Items from an interface collection:
▬▬▬▬▬▬▬▬▬▬

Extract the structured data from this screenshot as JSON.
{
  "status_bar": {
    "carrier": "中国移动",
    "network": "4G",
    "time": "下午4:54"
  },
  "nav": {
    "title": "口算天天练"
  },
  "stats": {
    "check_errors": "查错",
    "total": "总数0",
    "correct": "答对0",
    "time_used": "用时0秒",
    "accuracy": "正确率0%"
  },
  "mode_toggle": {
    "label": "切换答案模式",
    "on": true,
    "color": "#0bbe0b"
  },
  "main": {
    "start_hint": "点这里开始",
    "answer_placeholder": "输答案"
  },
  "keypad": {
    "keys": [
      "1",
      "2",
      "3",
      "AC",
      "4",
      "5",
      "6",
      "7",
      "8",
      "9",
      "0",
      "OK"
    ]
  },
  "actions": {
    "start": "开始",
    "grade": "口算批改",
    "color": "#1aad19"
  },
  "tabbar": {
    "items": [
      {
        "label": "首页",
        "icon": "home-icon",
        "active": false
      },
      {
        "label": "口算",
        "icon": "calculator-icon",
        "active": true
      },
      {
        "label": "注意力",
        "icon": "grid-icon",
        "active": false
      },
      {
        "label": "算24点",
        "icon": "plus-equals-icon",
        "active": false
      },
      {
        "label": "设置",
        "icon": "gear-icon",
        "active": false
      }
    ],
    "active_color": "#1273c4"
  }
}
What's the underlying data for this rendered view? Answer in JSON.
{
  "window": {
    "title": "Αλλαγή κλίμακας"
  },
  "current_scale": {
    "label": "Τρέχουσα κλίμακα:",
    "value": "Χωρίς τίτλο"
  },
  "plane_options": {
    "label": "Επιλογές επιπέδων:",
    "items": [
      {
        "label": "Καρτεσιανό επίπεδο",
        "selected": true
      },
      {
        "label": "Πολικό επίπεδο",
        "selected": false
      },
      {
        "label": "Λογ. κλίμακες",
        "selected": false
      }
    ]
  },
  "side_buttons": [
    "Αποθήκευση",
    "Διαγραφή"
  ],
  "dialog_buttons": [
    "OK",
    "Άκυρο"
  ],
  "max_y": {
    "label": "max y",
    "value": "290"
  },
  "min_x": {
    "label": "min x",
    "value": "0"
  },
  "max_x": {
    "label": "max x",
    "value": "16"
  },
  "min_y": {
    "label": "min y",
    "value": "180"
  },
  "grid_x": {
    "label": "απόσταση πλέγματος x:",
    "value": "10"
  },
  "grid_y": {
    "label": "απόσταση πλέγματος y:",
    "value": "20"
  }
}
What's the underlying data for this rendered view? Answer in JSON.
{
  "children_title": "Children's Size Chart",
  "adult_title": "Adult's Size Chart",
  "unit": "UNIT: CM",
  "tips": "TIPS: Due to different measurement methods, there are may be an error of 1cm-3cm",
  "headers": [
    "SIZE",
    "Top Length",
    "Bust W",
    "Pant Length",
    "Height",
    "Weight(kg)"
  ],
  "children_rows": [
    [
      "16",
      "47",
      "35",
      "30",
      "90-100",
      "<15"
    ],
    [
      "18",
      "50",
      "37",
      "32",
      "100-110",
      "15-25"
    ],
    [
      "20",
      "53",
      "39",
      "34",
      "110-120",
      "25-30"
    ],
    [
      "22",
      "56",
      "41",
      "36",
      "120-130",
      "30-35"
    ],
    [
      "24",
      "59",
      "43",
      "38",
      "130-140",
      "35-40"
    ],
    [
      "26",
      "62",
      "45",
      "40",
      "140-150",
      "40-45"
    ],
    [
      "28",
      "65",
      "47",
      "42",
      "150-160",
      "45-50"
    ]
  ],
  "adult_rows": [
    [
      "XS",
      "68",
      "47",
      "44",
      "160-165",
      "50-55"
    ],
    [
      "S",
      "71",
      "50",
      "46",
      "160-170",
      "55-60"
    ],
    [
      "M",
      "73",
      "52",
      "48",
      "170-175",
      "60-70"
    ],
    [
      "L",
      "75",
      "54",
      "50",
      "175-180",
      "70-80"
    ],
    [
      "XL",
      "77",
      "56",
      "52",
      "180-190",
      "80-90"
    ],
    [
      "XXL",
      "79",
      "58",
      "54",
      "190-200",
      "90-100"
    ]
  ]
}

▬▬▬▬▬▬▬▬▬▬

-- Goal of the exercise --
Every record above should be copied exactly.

-- Exercise solution --
Extract the structured data from this screenshot as JSON.
{
  "status_bar": {
    "carrier": "中国移动",
    "network": "4G",
    "time": "下午4:54"
  },
  "nav": {
    "title": "口算天天练"
  },
  "stats": {
    "check_errors": "查错",
    "total": "总数0",
    "correct": "答对0",
    "time_used": "用时0秒",
    "accuracy": "正确率0%"
  },
  "mode_toggle": {
    "label": "切换答案模式",
    "on": true,
    "color": "#0bbe0b"
  },
  "main": {
    "start_hint": "点这里开始",
    "answer_placeholder": "输答案"
  },
  "keypad": {
    "keys": [
      "1",
      "2",
      "3",
      "AC",
      "4",
      "5",
      "6",
      "7",
      "8",
      "9",
      "0",
      "OK"
    ]
  },
  "actions": {
    "start": "开始",
    "grade": "口算批改",
    "color": "#1aad19"
  },
  "tabbar": {
    "items": [
      {
        "label": "首页",
        "icon": "home-icon",
        "active": false
      },
      {
        "label": "口算",
        "icon": "calculator-icon",
        "active": true
      },
      {
        "label": "注意力",
        "icon": "grid-icon",
        "active": false
      },
      {
        "label": "算24点",
        "icon": "plus-equals-icon",
        "active": false
      },
      {
        "label": "设置",
        "icon": "gear-icon",
        "active": false
      }
    ],
    "active_color": "#1273c4"
  }
}
What's the underlying data for this rendered view? Answer in JSON.
{
  "window": {
    "title": "Αλλαγή κλίμακας"
  },
  "current_scale": {
    "label": "Τρέχουσα κλίμακα:",
    "value": "Χωρίς τίτλο"
  },
  "plane_options": {
    "label": "Επιλογές επιπέδων:",
    "items": [
      {
        "label": "Καρτεσιανό επίπεδο",
        "selected": true
      },
      {
        "label": "Πολικό επίπεδο",
        "selected": false
      },
      {
        "label": "Λογ. κλίμακες",
        "selected": false
      }
    ]
  },
  "side_buttons": [
    "Αποθήκευση",
    "Διαγραφή"
  ],
  "dialog_buttons": [
    "OK",
    "Άκυρο"
  ],
  "max_y": {
    "label": "max y",
    "value": "290"
  },
  "min_x": {
    "label": "min x",
    "value": "0"
  },
  "max_x": {
    "label": "max x",
    "value": "16"
  },
  "min_y": {
    "label": "min y",
    "value": "180"
  },
  "grid_x": {
    "label": "απόσταση πλέγματος x:",
    "value": "10"
  },
  "grid_y": {
    "label": "απόσταση πλέγματος y:",
    "value": "20"
  }
}
What's the underlying data for this rendered view? Answer in JSON.
{
  "children_title": "Children's Size Chart",
  "adult_title": "Adult's Size Chart",
  "unit": "UNIT: CM",
  "tips": "TIPS: Due to different measurement methods, there are may be an error of 1cm-3cm",
  "headers": [
    "SIZE",
    "Top Length",
    "Bust W",
    "Pant Length",
    "Height",
    "Weight(kg)"
  ],
  "children_rows": [
    [
      "16",
      "47",
      "35",
      "30",
      "90-100",
      "<15"
    ],
    [
      "18",
      "50",
      "37",
      "32",
      "100-110",
      "15-25"
    ],
    [
      "20",
      "53",
      "39",
      "34",
      "110-120",
      "25-30"
    ],
    [
      "22",
      "56",
      "41",
      "36",
      "120-130",
      "30-35"
    ],
    [
      "24",
      "59",
      "43",
      "38",
      "130-140",
      "35-40"
    ],
    [
      "26",
      "62",
      "45",
      "40",
      "140-150",
      "40-45"
    ],
    [
      "28",
      "65",
      "47",
      "42",
      "150-160",
      "45-50"
    ]
  ],
  "adult_rows": [
    [
      "XS",
      "68",
      "47",
      "44",
      "160-165",
      "50-55"
    ],
    [
      "S",
      "71",
      "50",
      "46",
      "160-170",
      "55-60"
    ],
    [
      "M",
      "73",
      "52",
      "48",
      "170-175",
      "60-70"
    ],
    [
      "L",
      "75",
      "54",
      "50",
      "175-180",
      "70-80"
    ],
    [
      "XL",
      "77",
      "56",
      "52",
      "180-190",
      "80-90"
    ],
    [
      "XXL",
      "79",
      "58",
      "54",
      "190-200",
      "90-100"
    ]
  ]
}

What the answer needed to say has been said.